The situation for brute-force search is not so bad: the quantum algorithm operates in $O(\sqrt{N})$ time, which means if we just double the length of our symmetric keys we're back where we started. Thus, for instance, you may read that AES-128 is weak against quantum computers but AES-256 isn't.

But the situation for discrete logarithms is very bad: the quantum algorithm brings the task down from "subexponential" time to "polynomial" time, and that means we need to replace the asymmetric cipher primitives that depend on discrete logs with new ones that don't. The good news is we already have some candidates.
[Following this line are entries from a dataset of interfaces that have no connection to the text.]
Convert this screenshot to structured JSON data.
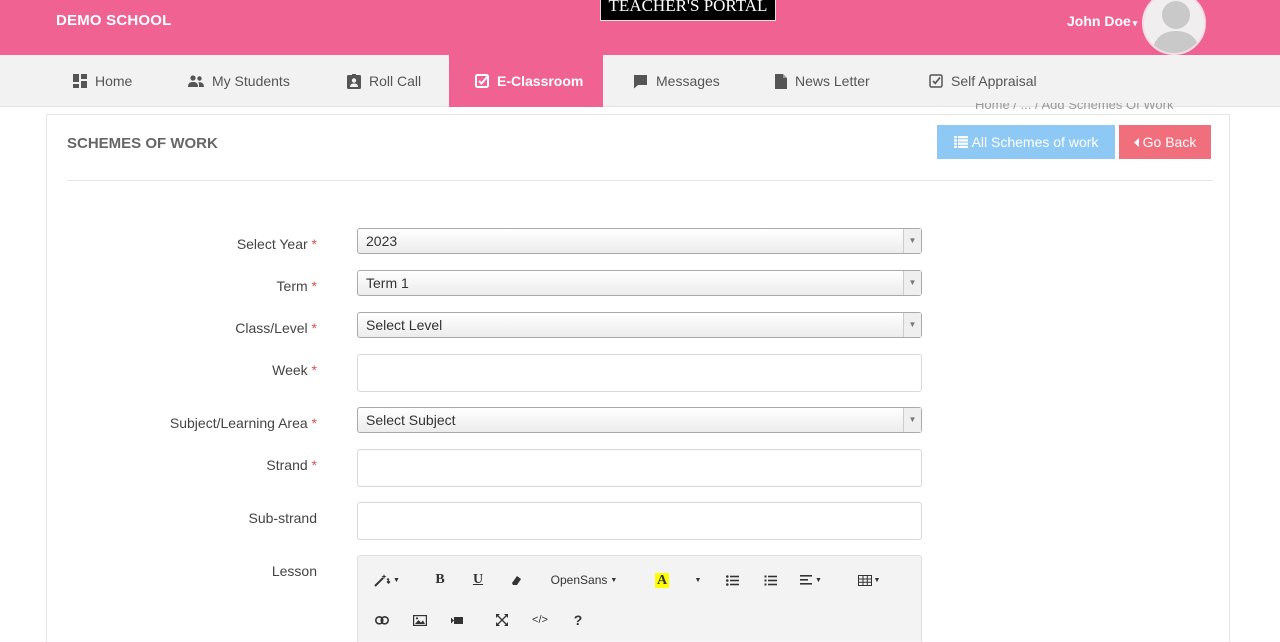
{
  "header": {
    "school_name": "DEMO SCHOOL",
    "portal_title": "TEACHER'S PORTAL",
    "user_name": "John Doe",
    "user_caret": "▾"
  },
  "nav": {
    "items": [
      {
        "label": "Home",
        "icon": "dashboard-icon"
      },
      {
        "label": "My Students",
        "icon": "users-icon"
      },
      {
        "label": "Roll Call",
        "icon": "id-badge-icon"
      },
      {
        "label": "E-Classroom",
        "icon": "check-square-icon",
        "active": true
      },
      {
        "label": "Messages",
        "icon": "comment-icon"
      },
      {
        "label": "News Letter",
        "icon": "file-icon"
      },
      {
        "label": "Self Appraisal",
        "icon": "check-box-icon"
      }
    ]
  },
  "breadcrumb": "Home  /  ...  /  Add Schemes Of Work",
  "panel": {
    "title": "SCHEMES OF WORK",
    "all_schemes_label": "All Schemes of work",
    "go_back_label": "Go Back"
  },
  "form": {
    "year": {
      "label": "Select Year",
      "value": "2023"
    },
    "term": {
      "label": "Term",
      "value": "Term 1"
    },
    "class_level": {
      "label": "Class/Level",
      "value": "Select Level"
    },
    "week": {
      "label": "Week",
      "value": ""
    },
    "subject": {
      "label": "Subject/Learning Area",
      "value": "Select Subject"
    },
    "strand": {
      "label": "Strand",
      "value": ""
    },
    "sub_strand": {
      "label": "Sub-strand",
      "value": ""
    },
    "lesson": {
      "label": "Lesson"
    }
  },
  "editor": {
    "font_name": "OpenSans",
    "help": "?",
    "code": "</>"
  },
  "colors": {
    "brand_pink": "#f06292",
    "info_button": "#8ec9f5",
    "danger_button": "#f16f7c"
  }
}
It is important to understand that quantum computers do not, as far as we know, enable us to solve "NP-complete" problems in polynomial time (formally, complexity theorists have strong reasons to think that BQP does not contain NP; but this has not yet been proven). If they could, that would imply that a quantum computer could invert any one-to-one function in polynomial time, even if it was a one-way function for a classical computer. That in turn would mean quantum computers could break all known message ciphers except for the one-time pad. Perhaps even worse, they could counterfeit all known message authentication schemes.

Incidentally, "quantum key distribution" is not a cryptosystem; it's a key exchange protocol. It allows two parties to agree on a key with a strong guarantee that no eavesdropper could have also received that key. In the absence of one-way functions, you could use QKD to distribute one-time pads, but you would still have all of the practical difficulties associated with one-time pads.

$\endgroup$
  • $\begingroup$ Comments are not for extended discussion; this conversation has been moved to chat. $\endgroup$ – e-sushi Sep 28 '18 at 23:15
  • 1
    $\begingroup$ QKD is no key exchange but rather a key growing scheme as it requires an initial shared secret! Without the existence of a one-way function, this cannot be established online. Hence, you still got the key exchange problem. $\endgroup$ – mephisto Oct 14 '18 at 16:44

Your Answer

By clicking “Post Your Answer”, you agree to our terms of service, privacy policy and cookie policy

Not the answer you're looking for? Browse other questions tagged or ask your own question.